Harvard Medical School, Boston, MA, USA

 

Volume capnography is the graph of expired carbon dioxide concentration against the expired volume. It often requires special and bulky equipment to be recorded. It can be used to estimate the dead space with fair amount of precision. Various formulae and equations have been described to estimate the dead space. While the Bohr formula is likely the most accurate for measurement of dead space, the Enghoff ’s equation is likely the most popular and convenient to use. Volume capnography has found uses in both the operating room (OR) and the Intensive Care Unit setting. It can be used to identify the optimal level of positive end-expiratory pressure in patients suffering from the acute respiratory distress syndrome as well as to identify its effect on the ventilation. In the OR, it can be invaluable to monitor ventilation and alveolar recruitment in the obese population. It is also a useful diagnostic adjunct in medical emergencies like pulmonary embolism. In the pediatric population, it finds uses in the monitoring of infants suffering from bronchiolitis. In spite of its multiple and diverse uses, it remains an underutilized technology; the main reasons for this being lack of experience of the providers with volume capnography and the expensive and bulky equipment that is often required. However, volume capnography has a great deal of potential and with further advances in technology, is likely to gain popularity.

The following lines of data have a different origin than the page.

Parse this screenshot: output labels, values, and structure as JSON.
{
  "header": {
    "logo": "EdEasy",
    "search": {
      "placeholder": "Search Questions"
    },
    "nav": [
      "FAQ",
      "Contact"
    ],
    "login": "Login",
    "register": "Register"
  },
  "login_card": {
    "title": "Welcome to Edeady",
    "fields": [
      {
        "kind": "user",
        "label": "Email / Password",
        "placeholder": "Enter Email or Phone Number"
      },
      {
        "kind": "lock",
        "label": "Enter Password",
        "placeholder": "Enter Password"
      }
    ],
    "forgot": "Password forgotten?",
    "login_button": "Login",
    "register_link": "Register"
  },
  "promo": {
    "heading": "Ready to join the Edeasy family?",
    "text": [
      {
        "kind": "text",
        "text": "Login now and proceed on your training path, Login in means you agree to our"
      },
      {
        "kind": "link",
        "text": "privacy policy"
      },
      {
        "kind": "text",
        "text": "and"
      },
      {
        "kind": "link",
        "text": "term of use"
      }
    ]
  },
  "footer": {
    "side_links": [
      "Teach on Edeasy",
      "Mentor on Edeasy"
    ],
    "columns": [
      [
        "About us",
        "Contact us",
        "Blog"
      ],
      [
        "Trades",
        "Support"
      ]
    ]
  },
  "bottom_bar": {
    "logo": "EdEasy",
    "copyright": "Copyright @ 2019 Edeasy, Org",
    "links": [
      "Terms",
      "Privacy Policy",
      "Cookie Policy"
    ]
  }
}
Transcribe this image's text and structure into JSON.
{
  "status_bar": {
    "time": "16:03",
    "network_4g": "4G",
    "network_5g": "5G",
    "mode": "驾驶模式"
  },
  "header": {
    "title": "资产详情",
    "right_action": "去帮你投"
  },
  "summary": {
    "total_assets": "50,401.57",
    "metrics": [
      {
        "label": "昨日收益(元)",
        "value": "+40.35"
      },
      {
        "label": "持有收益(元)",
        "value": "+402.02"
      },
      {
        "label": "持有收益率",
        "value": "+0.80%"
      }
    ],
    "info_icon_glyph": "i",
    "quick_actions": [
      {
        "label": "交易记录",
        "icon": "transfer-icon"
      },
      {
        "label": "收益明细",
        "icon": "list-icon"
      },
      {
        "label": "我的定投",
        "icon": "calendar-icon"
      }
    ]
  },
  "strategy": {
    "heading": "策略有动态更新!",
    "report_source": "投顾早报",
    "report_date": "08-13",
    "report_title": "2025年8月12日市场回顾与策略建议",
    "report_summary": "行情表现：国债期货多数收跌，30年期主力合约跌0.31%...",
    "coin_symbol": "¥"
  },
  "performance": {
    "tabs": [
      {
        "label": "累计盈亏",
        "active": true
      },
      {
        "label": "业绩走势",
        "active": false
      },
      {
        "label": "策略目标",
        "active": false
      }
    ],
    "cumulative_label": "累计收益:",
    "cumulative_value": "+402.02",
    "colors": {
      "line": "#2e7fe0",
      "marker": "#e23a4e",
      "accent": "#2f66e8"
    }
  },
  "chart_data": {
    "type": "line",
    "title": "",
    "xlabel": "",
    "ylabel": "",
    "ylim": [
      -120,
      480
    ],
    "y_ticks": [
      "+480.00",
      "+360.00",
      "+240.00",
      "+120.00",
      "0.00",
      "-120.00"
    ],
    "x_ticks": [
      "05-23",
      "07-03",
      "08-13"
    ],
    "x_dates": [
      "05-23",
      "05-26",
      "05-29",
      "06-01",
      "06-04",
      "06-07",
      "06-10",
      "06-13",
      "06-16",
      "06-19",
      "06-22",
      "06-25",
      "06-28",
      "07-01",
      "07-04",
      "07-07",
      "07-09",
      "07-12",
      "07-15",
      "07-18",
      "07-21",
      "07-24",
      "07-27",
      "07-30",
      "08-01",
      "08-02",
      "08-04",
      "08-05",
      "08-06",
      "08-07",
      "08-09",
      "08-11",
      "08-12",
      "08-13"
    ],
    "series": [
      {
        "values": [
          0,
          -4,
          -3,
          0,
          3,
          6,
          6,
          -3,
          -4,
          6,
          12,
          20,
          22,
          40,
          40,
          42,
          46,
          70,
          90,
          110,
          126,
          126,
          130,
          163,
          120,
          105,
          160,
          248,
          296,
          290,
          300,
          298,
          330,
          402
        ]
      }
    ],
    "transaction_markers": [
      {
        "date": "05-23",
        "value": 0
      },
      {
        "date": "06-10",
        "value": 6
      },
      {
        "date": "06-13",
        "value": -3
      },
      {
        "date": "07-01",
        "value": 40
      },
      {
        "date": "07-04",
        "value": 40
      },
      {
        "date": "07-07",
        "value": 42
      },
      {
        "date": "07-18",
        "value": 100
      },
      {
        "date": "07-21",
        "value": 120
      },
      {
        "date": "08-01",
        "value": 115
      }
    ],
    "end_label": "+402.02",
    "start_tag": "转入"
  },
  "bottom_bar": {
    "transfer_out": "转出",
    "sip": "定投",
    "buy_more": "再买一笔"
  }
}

For free access to this article: http://www.theiaforum.org/temp/IndianAnaesthForum18233-4065041_111730.pdf